Senator Rex Patrick and Students Discuss the Future of AI
With investment in AI becoming increasingly important, AIML was delighted to host a discussion between Senator Rex Patrick and Adept students from the University of Adelaide studying computer science about the benefits AI can bring to our economy and our country more broadly.
The goal of the event was to get a better understanding of how the importance of AI can be effectively communicated to the public and parliament to ensure the field continues to be a national priority.
The conversation started with Tobin South, a masters student specialising in natural language processing, providing insight into what students majoring in AI and associated fields may be feeling. Tobin noted that unless the volume of work available to graduates in these fields is increased, Australia could lose key talent to overseas as they try to find suitable opportunities.

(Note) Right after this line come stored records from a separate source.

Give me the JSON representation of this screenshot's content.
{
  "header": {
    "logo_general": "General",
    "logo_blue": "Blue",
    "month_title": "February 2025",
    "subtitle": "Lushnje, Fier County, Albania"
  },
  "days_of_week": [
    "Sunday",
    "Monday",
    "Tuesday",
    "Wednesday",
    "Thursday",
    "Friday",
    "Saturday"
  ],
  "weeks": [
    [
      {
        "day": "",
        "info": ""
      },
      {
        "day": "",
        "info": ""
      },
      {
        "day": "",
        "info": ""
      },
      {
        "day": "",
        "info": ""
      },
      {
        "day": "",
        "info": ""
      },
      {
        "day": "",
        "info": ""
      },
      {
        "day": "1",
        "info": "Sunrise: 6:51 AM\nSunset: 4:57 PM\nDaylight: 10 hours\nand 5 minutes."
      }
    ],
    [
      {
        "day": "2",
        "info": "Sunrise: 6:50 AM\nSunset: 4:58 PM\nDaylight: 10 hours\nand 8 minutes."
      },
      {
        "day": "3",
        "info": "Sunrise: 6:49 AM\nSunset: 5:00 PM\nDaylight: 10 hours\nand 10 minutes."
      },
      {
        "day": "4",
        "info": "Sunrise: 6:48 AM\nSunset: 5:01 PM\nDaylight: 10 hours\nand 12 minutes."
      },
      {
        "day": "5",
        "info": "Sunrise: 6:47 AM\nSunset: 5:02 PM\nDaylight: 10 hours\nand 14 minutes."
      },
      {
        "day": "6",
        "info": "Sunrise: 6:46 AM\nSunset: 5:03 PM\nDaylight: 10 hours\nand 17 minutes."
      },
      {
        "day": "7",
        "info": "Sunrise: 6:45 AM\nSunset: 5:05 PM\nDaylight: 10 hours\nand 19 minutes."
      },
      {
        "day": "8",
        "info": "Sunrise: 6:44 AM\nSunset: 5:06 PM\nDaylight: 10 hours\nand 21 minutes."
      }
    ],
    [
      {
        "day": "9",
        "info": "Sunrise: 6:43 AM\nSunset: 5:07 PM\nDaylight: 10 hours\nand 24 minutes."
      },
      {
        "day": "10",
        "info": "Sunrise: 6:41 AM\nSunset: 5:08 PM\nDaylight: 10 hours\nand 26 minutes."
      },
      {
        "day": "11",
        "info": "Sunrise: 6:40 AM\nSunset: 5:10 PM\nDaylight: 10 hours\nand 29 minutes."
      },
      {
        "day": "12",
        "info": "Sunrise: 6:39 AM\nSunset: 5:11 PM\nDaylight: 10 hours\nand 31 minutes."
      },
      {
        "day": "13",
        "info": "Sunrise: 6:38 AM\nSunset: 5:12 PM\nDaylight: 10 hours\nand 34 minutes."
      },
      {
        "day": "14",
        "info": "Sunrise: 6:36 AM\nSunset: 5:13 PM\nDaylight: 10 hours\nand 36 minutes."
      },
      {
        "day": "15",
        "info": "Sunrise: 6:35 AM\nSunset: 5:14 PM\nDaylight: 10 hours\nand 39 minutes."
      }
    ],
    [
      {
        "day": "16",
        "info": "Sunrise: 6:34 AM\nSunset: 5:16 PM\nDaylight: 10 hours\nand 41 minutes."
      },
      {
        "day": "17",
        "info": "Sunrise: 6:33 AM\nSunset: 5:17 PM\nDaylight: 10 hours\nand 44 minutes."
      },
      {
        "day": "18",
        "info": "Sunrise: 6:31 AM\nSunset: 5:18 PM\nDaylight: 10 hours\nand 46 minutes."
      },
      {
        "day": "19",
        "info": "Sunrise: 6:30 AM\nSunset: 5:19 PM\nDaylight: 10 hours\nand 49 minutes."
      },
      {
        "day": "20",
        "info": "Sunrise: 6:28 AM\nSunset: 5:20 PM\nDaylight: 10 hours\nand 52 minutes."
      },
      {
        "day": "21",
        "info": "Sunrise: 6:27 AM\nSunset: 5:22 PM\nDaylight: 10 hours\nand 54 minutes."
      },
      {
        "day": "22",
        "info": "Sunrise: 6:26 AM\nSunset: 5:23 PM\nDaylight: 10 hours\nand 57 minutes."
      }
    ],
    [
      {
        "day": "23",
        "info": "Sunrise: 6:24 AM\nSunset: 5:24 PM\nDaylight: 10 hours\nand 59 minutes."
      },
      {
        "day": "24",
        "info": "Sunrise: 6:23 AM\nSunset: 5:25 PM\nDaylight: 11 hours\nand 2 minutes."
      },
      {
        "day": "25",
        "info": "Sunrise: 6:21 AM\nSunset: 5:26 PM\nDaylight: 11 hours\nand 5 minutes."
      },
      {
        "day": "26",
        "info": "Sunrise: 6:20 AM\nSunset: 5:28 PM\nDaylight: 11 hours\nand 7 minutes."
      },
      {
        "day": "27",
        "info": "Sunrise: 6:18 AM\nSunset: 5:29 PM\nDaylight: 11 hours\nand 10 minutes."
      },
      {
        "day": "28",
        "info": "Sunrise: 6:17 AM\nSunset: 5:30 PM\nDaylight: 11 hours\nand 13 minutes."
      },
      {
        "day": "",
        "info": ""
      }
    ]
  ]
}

Sen. Rex acknowledged this as an issue and suggested that part of the problem is politicians not entirely understanding the importance and capabilities of AI. On the topic of communicating value to stakeholders, his general advice to students was to focus less on the technical difficulties of an AI implementation and more on its economic, environmental and societal impacts.
The Director of AIML, Professor Anton van den Hengel, added that the lack of local AI research and development would have a considerable impact on the sovereignty of Australia. With more data being collected than ever through smartphones and other devices, the prevalence of AI is set only to increase. The questions we should therefore be asking is whether we, as Australians, want to be leading the development and ensuring ethical standards are observed, or be at the mercy of more technologically sophisticated countries.
AIML's Business Development Manager, Dr Paul Dalby, highlighted the positive economic impacts improving AI capability has on Australia, drawing upon case studies from the agriculture and manufacturing industries. Although there is local interest in adopting these technologies, with other nations developing and implementing AI technologies at a faster rate than Australia, we risk becoming decreasingly competitive in these areas.
Sofia McLeod, an honours student focussing on satellite detection and positioning using computer vision techniques, explained how in the space industry AI is acting as an enabler, creating jobs ranging from CubeSat development to creating satellites with mid-flight refuelling capabilities. This is in contrast to the popular notion that AI is only taking away jobs.
Sen. Rex pointed out that the themes of data sovereignty, economic growth, and job creation were exactly the sorts of arguments that fellow politicians would be seeking when looking to grow the nation. With AI being an important part of our future, the Australian Institute for Machine Learning is well positioned to lead the Australian research effort.
AIML would like the thank Senator Rex Patrick, his team, and the Adept students for coming to visit this week, and we look forward to future informative discussions.